The SingHealth network’s data breach last month was characteristic of a “class of sophisticated cyberattackers” deploying what was known as an “advanced persistent threat” (APT) attack, said Minister for Communications and Information S. Iswaran in Parliament on Monday (6 August).
“The attack fits the profile of certain known APT groups”, which are “typically state-linked” and conduct extended cyber campaigns to steal information and disrupt operations, said Iswaran, who was delivering his Ministerial Statement on the SingHealth cyberattack.
“But for national security reasons, we will not be making any specific public attribution,” he added. The 4 July cyberattack saw perpetrators accessing the personal data of 1.5 million patients, including that of Prime Minister Lee Hsien Loong.
While SingHealth and Integrated Health Information Systems (Ihis) are private companies, their information databases are part of Singapore’s critical information infrastructure (CII), said Iswaran.
“A cyberattack on any CII can disrupt essential services and affect public welfare and confidence,” he added.

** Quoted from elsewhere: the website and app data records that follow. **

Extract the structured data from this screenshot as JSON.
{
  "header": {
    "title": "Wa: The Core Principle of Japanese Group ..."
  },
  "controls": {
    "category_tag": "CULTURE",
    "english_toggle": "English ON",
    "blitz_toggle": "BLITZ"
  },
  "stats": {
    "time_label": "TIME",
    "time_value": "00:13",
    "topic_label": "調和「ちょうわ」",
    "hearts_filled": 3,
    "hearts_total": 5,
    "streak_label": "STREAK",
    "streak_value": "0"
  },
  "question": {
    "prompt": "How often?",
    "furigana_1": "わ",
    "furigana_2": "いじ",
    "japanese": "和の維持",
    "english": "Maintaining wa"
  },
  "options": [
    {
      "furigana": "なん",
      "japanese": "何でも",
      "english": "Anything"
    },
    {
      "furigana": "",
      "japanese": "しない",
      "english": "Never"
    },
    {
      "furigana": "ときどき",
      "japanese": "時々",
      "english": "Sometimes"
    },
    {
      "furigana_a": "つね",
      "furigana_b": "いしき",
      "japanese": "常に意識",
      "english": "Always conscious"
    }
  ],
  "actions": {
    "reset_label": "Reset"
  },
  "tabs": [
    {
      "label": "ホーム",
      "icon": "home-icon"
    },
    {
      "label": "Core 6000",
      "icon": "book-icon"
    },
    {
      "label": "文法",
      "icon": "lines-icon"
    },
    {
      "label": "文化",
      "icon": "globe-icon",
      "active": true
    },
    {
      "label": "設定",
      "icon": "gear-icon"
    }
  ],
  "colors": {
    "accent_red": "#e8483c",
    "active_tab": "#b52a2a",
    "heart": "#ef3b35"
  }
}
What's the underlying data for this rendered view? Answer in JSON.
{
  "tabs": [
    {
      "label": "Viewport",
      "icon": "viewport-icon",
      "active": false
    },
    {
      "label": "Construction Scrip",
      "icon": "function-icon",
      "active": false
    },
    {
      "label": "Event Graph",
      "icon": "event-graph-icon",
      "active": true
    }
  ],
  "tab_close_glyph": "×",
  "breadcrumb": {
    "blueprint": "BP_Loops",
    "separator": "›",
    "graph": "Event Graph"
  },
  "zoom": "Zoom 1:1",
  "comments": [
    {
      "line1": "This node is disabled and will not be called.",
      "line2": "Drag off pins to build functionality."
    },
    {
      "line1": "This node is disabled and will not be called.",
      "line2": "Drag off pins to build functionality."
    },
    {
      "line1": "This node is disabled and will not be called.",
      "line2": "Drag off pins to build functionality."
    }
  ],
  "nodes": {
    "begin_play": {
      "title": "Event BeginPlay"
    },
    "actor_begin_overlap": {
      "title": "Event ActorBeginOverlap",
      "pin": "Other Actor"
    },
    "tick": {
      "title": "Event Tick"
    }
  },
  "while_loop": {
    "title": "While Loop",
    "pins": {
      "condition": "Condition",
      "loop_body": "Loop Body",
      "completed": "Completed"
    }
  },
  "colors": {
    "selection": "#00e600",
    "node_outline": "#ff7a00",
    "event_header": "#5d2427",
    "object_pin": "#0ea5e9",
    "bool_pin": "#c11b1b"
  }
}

Iswaran noted recent examples of attacks by APT groups, including the hacking of the Democratic National Committee in the US in 2016 and the theft of more than 20 million personnel records from the US Office of Personnel Management in 2014.
“Singapore has also been the target of APT attacks, such as those on NUS and NTU last year,” added the 56-year-old West Coast GRC Member of Parliament (MP).
Based on detailed analysis by Singapore’s Cyber Security Agency (CSA), the SingHealth hackers used “advanced and sophisticated tools, including customised malware that was able to evade SingHealth’s anti-virus software and security tools”.
“After establishing a foothold in the network, the attacker took steps to remain in the system undetected before stealing the patients’ information,” he added.
COI report by end-year
Asked by Non-Constituency MP Daniel Goh if the government would be looking into whether there was any negligence on SingHealth’s part, Iswaran said that the Committee of Inquiry (COI) convened would look into the factors behind the attack as well as what could have been done.
“I would urge members to refrain from going down the path of allocating blame at this point,” added Iswaran.
He said the COI, chaired by former senior district judge Richard Magnus, will submit its report by 31 December. “As some aspects of the inquiry have security implications, the COI will decide which part of its hearings can be held in public,” he noted.
In the meantime, the government has also taken steps to bolster Singapore’s cybersecurity defences.
For instance, the CSA has examined computers affected by last month’s attack and identified indicators of compromise – pieces of forensic data used to identify malicious activity on a network.
Owners and regulators of CII have been instructed to scan for such indicators and have been advised on measures to prevent a similar incident.